The vaccines are still supposed to be covered by insurance, but some people have been hit with out-of-pocket costs inappropriately in the early days of the fall rollout as insurance coverage through the commercial market settles into place.

Doctors fear that a higher price for Paxlovid could cause problems, as well.

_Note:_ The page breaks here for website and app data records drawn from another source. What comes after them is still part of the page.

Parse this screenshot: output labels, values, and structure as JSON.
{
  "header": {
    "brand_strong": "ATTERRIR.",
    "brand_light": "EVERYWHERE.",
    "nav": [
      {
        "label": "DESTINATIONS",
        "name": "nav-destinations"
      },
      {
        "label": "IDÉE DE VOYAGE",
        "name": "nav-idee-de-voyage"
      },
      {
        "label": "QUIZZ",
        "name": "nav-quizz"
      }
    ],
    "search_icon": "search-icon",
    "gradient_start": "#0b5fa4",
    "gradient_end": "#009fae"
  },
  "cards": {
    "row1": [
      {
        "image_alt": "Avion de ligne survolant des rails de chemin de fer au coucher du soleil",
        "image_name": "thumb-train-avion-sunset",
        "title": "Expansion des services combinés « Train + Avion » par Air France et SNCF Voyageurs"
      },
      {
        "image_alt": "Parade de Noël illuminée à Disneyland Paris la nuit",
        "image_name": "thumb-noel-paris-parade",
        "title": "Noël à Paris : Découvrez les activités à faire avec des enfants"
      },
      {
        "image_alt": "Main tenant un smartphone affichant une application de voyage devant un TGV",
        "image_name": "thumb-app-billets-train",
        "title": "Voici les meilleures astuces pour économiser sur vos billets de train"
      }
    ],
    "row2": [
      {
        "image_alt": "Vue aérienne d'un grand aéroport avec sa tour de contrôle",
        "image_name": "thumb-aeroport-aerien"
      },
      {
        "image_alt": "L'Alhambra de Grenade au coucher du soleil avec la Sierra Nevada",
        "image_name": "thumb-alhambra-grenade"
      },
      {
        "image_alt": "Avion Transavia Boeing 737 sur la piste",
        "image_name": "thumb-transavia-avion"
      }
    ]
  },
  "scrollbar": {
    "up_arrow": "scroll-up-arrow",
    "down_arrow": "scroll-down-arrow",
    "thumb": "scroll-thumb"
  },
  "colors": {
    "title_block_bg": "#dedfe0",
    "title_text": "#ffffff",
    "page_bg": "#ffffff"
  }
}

“By making it more expensive, it just creates a huge hurdle,” Offit said. “Do I think that that will limit uptake? Yes, I do.”